    Of the bunch, the biggest star is Gimenez. Cleveland's 23-year-old middle infielder is batting .309 with 14 home runs and 15 stolen bases with a solid glove to boot. Baseball Reference currently rates him as the fourth-most valuable position player in WAR, trailing only Aaron Judge, Paul Goldschmidt and Nolan Arenado.

    And for Clase to have 2.4 bWAR as a relief pitcher is impressive. Only Edwin Diaz (2.7), David Robertson (2.7) and Brock Burke (2.5) rate higher, and not by much. Clase has a 1.22 ERA and a 0.66 WHIP to go along with his AL-best 28 saves.

    The 0.66 WHIP is the really ridiculous part. Among the roughly 200 pitchers who have logged at least 50 innings this season, the next-lowest WHIP belongs to Seattle reliever Penn Murphee at 0.85. Clase could literally walk 10 batters without recording an out in his next appearance and still sit atop that list.

    Throw in Kwan with a .301 batting average and McKenzie with a 3.11 ERA, and that's quite the young foundation.

1. Houston Astros

11 of 11

    OAKLAND, CA - JULY 27: Houston Astros designated hitter Yordan Alvarez (44) gets ready for a pitch during the game between the Houston Astros and the Oakland Athletics on Wednesday, July 27, 2022 at the Oakland Coliseum in Oakland, California. (Photo by Douglas Stringer/Icon Sportswire via Getty Images)
    Douglas Stringer/Icon Sportswire via Getty Images

    The Core Four: Yordan Alvarez (4.8 bWAR), Kyle Tucker (4.4 bWAR), Jeremy Pena (3.7 bWAR) and Christian Javier (2.5 bWAR)

    It's worth noting that if we were to run this back again with the same age-based criteria seven months now, Houston would go straight from No. 1 to possibly dead last in the majors. That's because Alvarez, Tucker and Javier are each in their age-25 seasons, as is Luis Garcia, who is the only other Astro that was even remotely considered. And even Pena will barely qualify next season, as he'll turn 26 in September 2023.

    As is, what a remarkable quartet that should feature prominently in Houston's pennant chases for at least the next three-plus years.

    Aaron Judge and Shohei Ohtani have left Alvarez in the dust at this point, but he was one of the top candidates for AL MVP not even a month ago. And while Tucker's OPS (.815) is nowhere near Alvarez's (1.012), Houston's right fielder has been almost as valuable as its DH and is the only player in the majors with at least 20 home runs and 15 stolen bases, boasting 22 and 18, respectively.

    Seattle's Julio Rodriguez is most likely going to be named AL Rookie of the Year, but Pena is going to at least receive a good number of second-place votes.
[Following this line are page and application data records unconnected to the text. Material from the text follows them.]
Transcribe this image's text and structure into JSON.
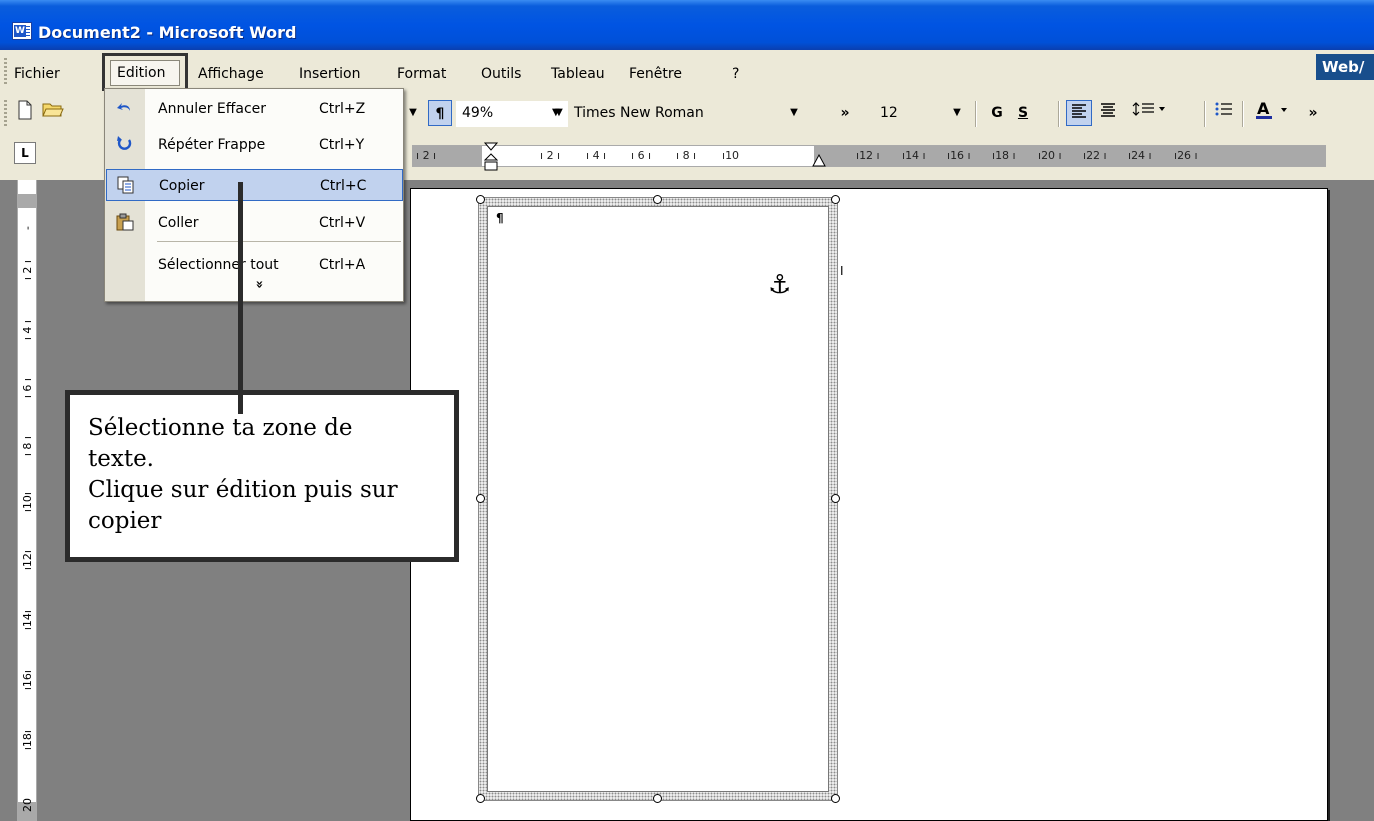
{
  "window": {
    "title": "Document2 - Microsoft Word",
    "web_tab": "Web/"
  },
  "menubar": {
    "items": [
      "Fichier",
      "Edition",
      "Affichage",
      "Insertion",
      "Format",
      "Outils",
      "Tableau",
      "Fenêtre",
      "?"
    ],
    "active": "Edition"
  },
  "toolbar": {
    "zoom": "49%",
    "font_name": "Times New Roman",
    "font_size": "12",
    "bold_label": "G",
    "strike_label": "S",
    "more_label": "»"
  },
  "ruler": {
    "horizontal_ticks": [
      "2",
      "2",
      "4",
      "6",
      "8",
      "10",
      "12",
      "14",
      "16",
      "18",
      "20",
      "22",
      "24",
      "26"
    ],
    "vertical_ticks": [
      "2",
      "4",
      "6",
      "8",
      "10",
      "12",
      "14",
      "16",
      "18",
      "20"
    ],
    "tab_selector": "L"
  },
  "edition_menu": {
    "items": [
      {
        "icon": "undo-icon",
        "label": "Annuler Effacer",
        "shortcut": "Ctrl+Z"
      },
      {
        "icon": "redo-icon",
        "label": "Répéter Frappe",
        "shortcut": "Ctrl+Y"
      },
      {
        "icon": "copy-icon",
        "label": "Copier",
        "shortcut": "Ctrl+C",
        "highlighted": true
      },
      {
        "icon": "paste-icon",
        "label": "Coller",
        "shortcut": "Ctrl+V"
      },
      {
        "icon": "",
        "label": "Sélectionner tout",
        "shortcut": "Ctrl+A"
      }
    ],
    "expand": "»"
  },
  "document": {
    "paragraph_mark": "¶",
    "anchor": "⚓"
  },
  "callout": {
    "lines": [
      "Sélectionne ta zone de",
      "texte.",
      "Clique sur édition puis sur",
      "copier"
    ]
  },
  "colors": {
    "title_bar": "#0054e3",
    "menu_highlight": "#c1d2ee",
    "menu_highlight_border": "#316ac5",
    "workspace": "#808080"
  }
}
He has 16 home runs and a great glove at shortstop.

    And while Justin Verlander has soaked up all of the spotlight on Houston's pitching staff, Javier (2.88 ERA, 1.00 WHIP) is having one heck of a year. He started out the season in a long relief role but transitioned into a full-time starting role around the time Jake Odorizzi hit the IL. And since mid-May, Javier has made 16 starts with a 2.79 ERA and a K/9 ratio of 12.0.

    Statistics current through the start of play on Sunday, August 21.


The latest in the sports world, emailed daily.